Ungulate browsing in predator depleted North American landscapes is believed to be causing widespread tree recruitment failures. However, canopy disturbances and variations in ungulate densities are sources of heterogeneity that can buffer ecosystems against herbivory. Relatively little is known about the functional response (the rate of consumption in relation to food availability) of ungulates in eastern temperate forests, and therefore how “top down” control of vegetation may vary with disturbance type, intensity, and timing. This knowledge gap is relevant in the Northeastern United States today with the recent arrival of hemlock woolly adelgid (HWA; Adelges tsugae) that is killing eastern hemlocks (Tsuga canadensis) and initiating salvage logging as a management response. We used an existing experiment in central New England begun in 2005, which simulated severe adelgid infestation and intensive logging of intact hemlock forest, to examine the functional response of combined moose (Alces americanus) and white-tailed deer (Odocoileus virginianus) foraging in two different time periods after disturbance (3 and 7 years). We predicted that browsing impacts would be linear or accelerating (Type I or Type III response) in year 3 when regenerating stem densities were relatively low and decelerating (Type II response) in year 7 when stem densities increased. We sampled and compared woody regeneration and browsing among logged and simulated insect attack treatments and two intact controls (hemlock and hardwood forest) in 2008 and again in 2012. We then used AIC model selection to compare the three major functional response models (Types I, II, and III) of ungulate browsing in relation to forage density. We also examined relative use of the different stand types by comparing pellet group density and remote camera images. In 2008, total and proportional browse consumption increased with stem density, and peaked in logged plots, revealing a Type I response. In 2012, stem densities were greatest in girdled plots, but proportional browse consumption was highest at intermediate stem densities in logged plots, exhibiting a Type III (rather than a Type II) functional response. Our results revealed shifting top–down control by herbivores at different stages of stand recovery after disturbance and in different understory conditions resulting from logging vs. simulated adelgid attack.

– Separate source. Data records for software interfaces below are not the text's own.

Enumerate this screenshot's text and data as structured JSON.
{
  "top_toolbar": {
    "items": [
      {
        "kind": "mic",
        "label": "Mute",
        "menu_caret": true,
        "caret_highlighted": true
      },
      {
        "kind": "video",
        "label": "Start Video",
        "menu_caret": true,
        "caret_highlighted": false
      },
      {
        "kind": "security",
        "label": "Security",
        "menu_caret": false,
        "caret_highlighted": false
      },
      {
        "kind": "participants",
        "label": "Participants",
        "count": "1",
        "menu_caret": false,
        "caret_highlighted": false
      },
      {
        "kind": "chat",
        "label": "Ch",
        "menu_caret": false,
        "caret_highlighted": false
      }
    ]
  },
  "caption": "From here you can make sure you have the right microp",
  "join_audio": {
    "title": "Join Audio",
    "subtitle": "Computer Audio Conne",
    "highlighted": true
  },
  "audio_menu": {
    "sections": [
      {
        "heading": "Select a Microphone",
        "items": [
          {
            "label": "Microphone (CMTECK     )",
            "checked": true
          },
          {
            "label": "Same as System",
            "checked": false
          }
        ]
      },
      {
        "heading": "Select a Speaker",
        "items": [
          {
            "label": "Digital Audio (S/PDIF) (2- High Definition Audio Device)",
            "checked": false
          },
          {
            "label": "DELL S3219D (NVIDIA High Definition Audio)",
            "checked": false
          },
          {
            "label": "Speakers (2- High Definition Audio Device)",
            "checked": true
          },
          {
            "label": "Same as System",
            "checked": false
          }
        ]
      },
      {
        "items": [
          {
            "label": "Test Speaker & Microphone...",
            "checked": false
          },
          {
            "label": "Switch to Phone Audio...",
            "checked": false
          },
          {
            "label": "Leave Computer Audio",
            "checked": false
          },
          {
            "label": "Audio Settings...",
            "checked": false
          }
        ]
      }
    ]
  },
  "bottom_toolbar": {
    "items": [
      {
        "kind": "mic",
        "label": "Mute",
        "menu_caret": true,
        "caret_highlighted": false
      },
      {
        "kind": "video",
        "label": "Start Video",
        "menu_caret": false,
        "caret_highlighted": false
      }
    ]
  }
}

If forest managers wish to promote tree regeneration in hemlock stands that is more resistant to ungulate browsers, leaving HWA-infested stands unmanaged may be a better option than preemptively logging them.
|Title||Functional response of ungulate browsers in disturbed eastern hemlock forests|
|Publication Subtype||Journal Article|
|Series Title||Forest Ecology and Management|
|Record Source||USGS Publications Warehouse|
|USGS Organization||Coop Res Unit Leetown|